@Omnomnomnom I don't think independent means what you think it means. – Thomas Andrews Jul 14 '13 at 21:09
@Omnomnomnom: That works, and I think you'll find $U=0$ and $V=0$ are independent by this definition. It may sound strange, but a constant random variable is independent of every random variable, even itself. (Moreover, if a random variable is independent of itself, it must be constant.) – Nate Eldredge Jul 14 '13 at 21:32
Jonas: This is a typical homework question, so please see these guidelines that apply to such questions, and edit your question accordingly.
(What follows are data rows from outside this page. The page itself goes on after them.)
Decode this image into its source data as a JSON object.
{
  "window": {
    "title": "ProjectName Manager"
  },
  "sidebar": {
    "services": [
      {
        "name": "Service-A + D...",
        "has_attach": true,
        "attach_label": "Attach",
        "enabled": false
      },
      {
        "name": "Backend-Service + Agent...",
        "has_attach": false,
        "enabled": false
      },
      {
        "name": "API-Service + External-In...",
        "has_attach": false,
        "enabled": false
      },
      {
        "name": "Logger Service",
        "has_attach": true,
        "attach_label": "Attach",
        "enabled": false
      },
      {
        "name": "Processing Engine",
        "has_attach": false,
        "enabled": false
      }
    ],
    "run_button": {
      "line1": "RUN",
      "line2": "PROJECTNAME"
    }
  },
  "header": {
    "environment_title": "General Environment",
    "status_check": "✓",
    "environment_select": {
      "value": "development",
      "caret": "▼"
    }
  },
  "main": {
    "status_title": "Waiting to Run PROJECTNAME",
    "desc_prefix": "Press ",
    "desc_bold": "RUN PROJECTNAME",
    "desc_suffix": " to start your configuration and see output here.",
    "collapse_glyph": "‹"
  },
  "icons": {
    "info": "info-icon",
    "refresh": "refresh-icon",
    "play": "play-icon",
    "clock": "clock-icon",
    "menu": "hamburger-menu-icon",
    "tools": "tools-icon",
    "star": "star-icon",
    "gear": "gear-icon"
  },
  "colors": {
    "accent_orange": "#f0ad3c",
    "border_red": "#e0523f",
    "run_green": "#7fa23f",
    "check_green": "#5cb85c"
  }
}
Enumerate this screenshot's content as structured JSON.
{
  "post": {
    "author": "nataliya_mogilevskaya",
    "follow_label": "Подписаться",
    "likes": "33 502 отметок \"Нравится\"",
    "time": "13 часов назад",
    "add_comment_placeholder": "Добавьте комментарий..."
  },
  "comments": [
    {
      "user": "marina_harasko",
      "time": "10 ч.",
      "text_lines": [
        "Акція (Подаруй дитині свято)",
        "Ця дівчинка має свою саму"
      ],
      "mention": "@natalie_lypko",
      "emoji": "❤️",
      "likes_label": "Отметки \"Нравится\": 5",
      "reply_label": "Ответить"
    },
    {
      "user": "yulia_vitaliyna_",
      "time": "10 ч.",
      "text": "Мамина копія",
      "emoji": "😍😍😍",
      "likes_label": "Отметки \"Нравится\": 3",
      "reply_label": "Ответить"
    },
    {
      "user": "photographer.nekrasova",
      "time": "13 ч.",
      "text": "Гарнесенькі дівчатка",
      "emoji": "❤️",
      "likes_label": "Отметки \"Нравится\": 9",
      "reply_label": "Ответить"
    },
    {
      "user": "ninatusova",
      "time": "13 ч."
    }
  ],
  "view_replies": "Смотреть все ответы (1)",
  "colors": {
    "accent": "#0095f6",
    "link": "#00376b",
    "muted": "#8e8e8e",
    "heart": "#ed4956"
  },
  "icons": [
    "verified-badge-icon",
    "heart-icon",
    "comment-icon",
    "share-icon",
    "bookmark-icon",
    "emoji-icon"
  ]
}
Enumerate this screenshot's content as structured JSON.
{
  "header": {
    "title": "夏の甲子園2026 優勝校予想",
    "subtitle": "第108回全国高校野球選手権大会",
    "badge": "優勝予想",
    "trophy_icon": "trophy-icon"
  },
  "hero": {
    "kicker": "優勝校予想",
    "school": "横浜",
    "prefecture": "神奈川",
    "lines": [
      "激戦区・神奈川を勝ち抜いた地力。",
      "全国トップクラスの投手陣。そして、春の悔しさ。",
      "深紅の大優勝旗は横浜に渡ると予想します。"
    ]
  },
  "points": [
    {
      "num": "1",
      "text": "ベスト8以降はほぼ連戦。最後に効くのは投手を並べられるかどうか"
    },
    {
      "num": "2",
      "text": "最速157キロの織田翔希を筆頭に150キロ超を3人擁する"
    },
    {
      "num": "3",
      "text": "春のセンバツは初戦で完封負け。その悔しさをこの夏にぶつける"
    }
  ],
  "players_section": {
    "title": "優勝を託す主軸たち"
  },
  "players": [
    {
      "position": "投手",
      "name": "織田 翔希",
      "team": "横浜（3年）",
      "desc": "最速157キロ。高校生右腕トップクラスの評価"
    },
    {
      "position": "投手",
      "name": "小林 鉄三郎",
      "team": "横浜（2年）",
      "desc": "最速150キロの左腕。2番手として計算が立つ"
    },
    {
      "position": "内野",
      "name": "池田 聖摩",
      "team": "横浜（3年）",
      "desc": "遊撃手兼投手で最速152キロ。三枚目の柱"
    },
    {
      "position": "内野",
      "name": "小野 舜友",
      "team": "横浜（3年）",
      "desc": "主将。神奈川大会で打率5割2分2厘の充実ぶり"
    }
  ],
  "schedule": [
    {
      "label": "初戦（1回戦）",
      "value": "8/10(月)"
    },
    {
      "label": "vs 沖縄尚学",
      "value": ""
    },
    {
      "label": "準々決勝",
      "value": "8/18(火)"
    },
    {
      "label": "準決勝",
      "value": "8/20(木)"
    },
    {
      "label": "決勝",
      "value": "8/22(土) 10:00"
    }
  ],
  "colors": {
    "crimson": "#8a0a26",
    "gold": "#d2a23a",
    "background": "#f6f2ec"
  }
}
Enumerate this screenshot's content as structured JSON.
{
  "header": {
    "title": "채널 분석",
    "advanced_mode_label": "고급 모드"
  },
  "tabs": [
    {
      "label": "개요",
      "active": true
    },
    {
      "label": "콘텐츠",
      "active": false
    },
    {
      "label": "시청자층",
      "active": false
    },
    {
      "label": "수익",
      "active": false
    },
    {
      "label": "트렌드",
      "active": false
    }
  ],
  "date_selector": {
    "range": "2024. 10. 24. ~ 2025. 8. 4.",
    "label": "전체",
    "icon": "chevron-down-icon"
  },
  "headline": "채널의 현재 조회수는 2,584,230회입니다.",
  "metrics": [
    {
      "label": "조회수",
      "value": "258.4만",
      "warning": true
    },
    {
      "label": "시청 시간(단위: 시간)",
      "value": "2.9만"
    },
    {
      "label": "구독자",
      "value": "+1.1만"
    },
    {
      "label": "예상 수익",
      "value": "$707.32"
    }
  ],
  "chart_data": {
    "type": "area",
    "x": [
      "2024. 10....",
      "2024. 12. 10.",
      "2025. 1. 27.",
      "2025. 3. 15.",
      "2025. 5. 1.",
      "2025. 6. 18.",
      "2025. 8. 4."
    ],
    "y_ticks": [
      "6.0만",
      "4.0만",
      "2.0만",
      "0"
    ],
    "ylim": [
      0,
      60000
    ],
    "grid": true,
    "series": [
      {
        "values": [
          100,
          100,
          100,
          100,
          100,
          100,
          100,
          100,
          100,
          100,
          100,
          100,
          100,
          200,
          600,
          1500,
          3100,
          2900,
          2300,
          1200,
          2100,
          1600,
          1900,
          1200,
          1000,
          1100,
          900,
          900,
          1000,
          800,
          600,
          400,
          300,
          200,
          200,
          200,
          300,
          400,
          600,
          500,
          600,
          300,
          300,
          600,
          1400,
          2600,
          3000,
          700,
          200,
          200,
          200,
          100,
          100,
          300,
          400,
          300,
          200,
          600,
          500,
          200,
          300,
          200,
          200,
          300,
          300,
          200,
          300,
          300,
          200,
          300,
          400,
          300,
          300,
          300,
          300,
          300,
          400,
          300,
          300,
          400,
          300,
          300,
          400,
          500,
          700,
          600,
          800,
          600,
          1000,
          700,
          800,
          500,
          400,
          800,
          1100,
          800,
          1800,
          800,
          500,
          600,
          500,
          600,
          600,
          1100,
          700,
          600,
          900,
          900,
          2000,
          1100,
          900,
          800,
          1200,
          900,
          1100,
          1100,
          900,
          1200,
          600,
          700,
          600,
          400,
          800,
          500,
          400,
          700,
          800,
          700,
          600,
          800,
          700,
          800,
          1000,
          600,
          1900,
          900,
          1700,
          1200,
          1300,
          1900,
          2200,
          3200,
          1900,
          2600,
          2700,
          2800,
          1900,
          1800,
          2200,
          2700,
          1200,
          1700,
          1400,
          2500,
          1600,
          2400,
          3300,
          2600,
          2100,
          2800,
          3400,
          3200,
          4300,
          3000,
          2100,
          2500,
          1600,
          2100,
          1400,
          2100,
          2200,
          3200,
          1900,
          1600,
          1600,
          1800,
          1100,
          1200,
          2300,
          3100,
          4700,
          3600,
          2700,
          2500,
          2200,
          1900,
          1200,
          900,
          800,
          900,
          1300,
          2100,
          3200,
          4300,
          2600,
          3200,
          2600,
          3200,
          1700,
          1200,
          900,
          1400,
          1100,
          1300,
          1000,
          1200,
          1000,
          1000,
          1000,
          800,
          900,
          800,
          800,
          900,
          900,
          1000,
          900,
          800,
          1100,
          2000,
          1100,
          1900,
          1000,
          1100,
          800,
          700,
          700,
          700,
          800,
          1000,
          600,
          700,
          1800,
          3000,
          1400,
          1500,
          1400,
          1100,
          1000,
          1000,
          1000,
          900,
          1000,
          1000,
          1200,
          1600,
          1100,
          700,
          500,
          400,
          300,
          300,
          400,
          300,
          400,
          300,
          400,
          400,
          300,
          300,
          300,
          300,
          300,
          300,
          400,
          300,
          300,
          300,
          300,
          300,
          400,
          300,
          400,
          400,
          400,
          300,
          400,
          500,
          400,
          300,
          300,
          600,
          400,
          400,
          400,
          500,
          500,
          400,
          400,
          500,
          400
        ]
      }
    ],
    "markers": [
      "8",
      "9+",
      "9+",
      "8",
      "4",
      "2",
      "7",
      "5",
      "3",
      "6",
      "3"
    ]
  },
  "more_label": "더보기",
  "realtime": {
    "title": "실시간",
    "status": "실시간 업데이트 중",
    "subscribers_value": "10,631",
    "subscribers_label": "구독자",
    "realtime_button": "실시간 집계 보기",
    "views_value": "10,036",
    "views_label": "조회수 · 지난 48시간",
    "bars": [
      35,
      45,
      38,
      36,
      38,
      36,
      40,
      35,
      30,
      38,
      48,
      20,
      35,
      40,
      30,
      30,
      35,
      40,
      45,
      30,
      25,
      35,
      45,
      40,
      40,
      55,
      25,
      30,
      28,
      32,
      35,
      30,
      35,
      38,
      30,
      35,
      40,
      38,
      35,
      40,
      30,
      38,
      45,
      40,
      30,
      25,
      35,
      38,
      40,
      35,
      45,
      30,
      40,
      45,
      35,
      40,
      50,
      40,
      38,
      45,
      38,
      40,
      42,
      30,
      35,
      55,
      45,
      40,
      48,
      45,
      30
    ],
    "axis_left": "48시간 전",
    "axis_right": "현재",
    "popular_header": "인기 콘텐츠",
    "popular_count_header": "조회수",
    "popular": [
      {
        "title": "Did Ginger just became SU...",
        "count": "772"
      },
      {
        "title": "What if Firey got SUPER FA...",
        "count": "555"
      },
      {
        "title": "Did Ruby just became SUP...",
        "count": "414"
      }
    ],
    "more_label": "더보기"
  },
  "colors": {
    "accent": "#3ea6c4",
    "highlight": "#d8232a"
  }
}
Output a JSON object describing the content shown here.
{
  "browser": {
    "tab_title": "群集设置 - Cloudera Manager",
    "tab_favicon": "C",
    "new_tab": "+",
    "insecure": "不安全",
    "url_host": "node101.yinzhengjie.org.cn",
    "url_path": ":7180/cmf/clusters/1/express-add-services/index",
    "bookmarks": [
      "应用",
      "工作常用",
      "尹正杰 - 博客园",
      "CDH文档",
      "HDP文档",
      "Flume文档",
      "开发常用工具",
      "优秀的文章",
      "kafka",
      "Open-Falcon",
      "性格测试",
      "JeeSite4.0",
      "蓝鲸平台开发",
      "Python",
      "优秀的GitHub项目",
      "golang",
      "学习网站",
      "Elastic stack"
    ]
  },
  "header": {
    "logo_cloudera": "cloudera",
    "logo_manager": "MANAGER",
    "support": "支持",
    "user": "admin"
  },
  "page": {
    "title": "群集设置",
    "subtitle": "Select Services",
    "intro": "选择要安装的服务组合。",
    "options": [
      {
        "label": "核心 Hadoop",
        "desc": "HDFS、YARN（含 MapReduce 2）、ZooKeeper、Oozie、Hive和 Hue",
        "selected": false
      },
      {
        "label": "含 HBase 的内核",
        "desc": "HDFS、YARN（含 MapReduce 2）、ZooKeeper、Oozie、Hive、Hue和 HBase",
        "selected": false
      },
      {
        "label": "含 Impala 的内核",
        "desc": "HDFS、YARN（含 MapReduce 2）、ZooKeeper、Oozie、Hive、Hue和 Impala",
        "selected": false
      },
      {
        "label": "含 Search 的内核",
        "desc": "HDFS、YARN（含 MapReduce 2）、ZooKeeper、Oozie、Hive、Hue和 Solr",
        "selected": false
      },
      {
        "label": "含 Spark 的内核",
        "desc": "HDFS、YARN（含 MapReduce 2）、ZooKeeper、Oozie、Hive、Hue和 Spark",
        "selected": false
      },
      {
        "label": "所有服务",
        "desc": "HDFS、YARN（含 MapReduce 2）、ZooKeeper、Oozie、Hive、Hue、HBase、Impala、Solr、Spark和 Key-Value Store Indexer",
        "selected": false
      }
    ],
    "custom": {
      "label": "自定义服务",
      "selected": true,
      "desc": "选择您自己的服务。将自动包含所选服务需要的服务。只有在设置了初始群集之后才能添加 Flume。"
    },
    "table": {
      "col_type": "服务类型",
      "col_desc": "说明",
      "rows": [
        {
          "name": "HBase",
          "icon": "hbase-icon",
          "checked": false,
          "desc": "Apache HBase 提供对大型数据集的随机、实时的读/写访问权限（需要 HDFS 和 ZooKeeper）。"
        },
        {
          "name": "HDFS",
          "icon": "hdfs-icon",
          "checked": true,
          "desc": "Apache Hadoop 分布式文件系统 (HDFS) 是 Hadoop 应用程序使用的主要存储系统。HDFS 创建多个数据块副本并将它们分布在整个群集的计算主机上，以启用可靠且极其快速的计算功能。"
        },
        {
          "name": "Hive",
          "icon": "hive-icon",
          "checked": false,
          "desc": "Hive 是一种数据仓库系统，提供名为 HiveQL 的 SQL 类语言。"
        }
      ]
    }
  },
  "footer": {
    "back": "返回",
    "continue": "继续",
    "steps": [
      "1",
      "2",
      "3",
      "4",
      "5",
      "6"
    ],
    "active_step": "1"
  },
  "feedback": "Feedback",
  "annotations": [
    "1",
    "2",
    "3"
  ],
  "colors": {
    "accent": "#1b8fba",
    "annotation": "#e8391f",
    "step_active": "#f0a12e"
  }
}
Otherwise, your question may be closed. – Nate Eldredge Jul 14 '13 at 21:33
A hand-waving proof starts with the observation that independence of $X$ and $Y$ means that knowing the value of $X$ tells you nothing that you did not already know about the value of $Y$. For example, the conditional distribution $F_{Y\mid X}(y\mid X=x)$ is the same as the unconditional distribution $F_Y(y)$. If $X$ and $Y$ are independent but $g(X)$ and $h(Y)$ were dependent, then knowing the value of $X$ (and therefore $g(X)$) would mean that we could make some inference about $h(Y)$ and hence possibly about $Y$ which contradicts the independence of $X$ and $Y$. – Dilip Sarwate Jul 14 '13 at 21:45

You said measurable so I am going to assume you want a measure-theoretic answer, and that your definition of independence is $X$ and $Y$ are independent iff $\sigma(X)$ is independent of $\sigma(Y)$, i.e. that $P[X \in B_1, Y \in B_2] = P[X \in B_1]P[Y \in B_2]$ for all borel sets $B_1,B_2$. You must assume $f,g$ are borel functions (this is so that $f(X),g(Y)$ are measurable, so asking the question of independence makes sense). The $\sigma$-algebra generated by $f(X)$ is a sub-$\sigma$-algebra of the $\sigma$-algebra generated by $X$, and similarly for $g(Y)$ and $Y$. To see this note that for any borel set $B$ we have $(f\circ X)^{-1}(B) = X^{-1}(f^{-1}(B)) = X^{-1}(\text{some borel set}) \in \sigma(X)$. Since $\sigma(X) \perp \sigma(Y)$ it follows that $\sigma(f(X)) \perp \sigma(g(Y))$.